What needs to be done:
Look for "time" in each line of the entries, and return the matching lines.

Segment Start: Record set

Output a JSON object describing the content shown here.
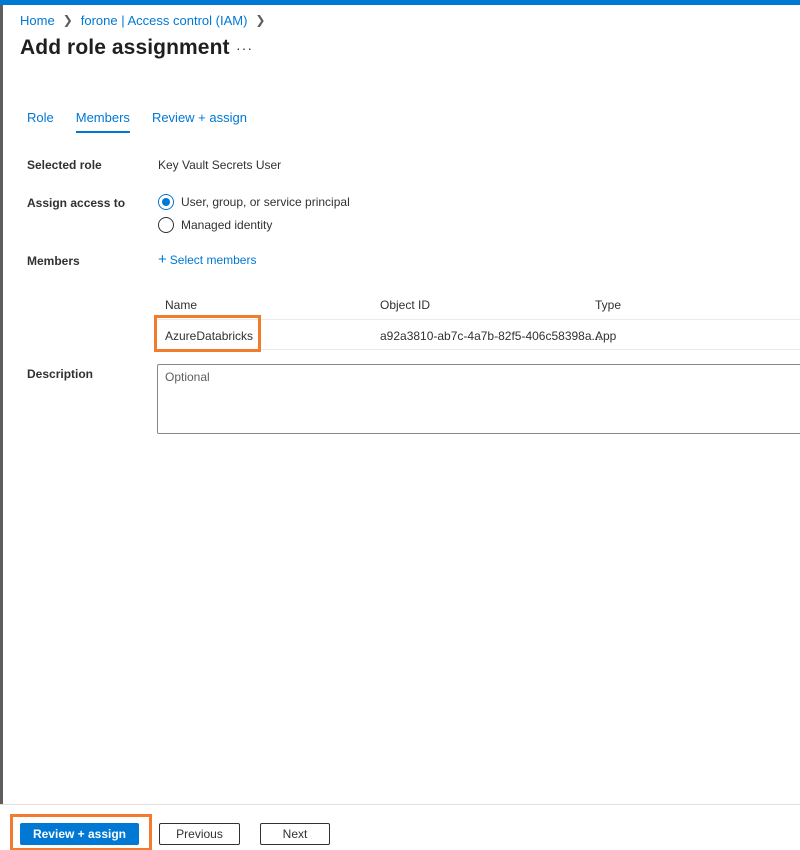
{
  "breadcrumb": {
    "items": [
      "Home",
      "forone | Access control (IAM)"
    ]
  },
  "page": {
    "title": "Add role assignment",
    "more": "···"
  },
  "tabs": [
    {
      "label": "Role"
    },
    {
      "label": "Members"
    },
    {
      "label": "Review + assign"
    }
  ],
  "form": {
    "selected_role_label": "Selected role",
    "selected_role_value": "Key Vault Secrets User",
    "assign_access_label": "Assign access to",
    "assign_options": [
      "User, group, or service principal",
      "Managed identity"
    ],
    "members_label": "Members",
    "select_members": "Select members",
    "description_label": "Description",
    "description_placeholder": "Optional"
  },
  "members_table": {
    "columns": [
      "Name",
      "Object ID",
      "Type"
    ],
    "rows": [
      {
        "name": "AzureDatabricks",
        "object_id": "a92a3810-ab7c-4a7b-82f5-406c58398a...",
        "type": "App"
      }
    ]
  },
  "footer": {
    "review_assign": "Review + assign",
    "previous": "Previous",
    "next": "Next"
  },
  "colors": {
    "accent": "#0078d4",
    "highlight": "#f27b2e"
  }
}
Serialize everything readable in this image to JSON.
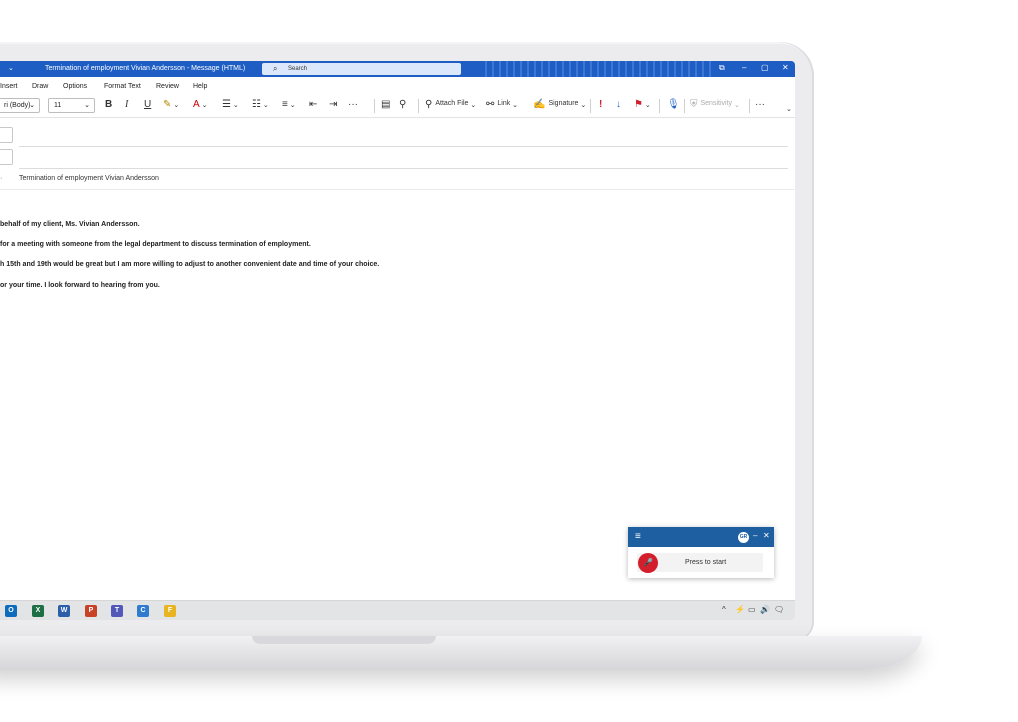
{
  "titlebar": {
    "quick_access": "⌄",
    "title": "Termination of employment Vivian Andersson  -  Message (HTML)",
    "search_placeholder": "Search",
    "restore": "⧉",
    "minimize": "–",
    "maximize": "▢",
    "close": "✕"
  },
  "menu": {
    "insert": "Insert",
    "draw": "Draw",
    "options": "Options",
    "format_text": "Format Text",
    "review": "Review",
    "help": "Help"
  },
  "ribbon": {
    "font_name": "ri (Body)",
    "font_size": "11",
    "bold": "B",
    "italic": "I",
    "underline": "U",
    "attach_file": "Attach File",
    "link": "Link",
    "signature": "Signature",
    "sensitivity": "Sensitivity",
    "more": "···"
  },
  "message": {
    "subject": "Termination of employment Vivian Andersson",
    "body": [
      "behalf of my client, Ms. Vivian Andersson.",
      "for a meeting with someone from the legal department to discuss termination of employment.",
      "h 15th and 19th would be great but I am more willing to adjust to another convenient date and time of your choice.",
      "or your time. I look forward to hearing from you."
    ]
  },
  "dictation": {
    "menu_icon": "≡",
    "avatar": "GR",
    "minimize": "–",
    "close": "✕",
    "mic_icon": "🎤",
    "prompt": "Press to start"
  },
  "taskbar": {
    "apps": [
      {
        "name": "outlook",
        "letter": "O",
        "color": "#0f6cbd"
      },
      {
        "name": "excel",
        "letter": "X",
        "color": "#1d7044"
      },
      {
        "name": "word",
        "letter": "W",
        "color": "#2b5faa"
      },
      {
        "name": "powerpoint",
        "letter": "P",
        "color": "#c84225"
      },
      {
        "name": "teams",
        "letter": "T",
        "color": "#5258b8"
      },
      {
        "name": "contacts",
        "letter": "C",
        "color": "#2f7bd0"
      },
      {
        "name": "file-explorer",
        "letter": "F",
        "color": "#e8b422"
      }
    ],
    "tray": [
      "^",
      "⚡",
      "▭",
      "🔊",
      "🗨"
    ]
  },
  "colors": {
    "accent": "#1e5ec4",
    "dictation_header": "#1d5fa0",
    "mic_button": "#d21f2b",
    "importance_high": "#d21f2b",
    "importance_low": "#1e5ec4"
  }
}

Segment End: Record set

Written solution:
      "h 15th and 19th would be great but I am more willing to adjust to another convenient date and time of your choice.",
      "or your time. I look forward to hearing from you."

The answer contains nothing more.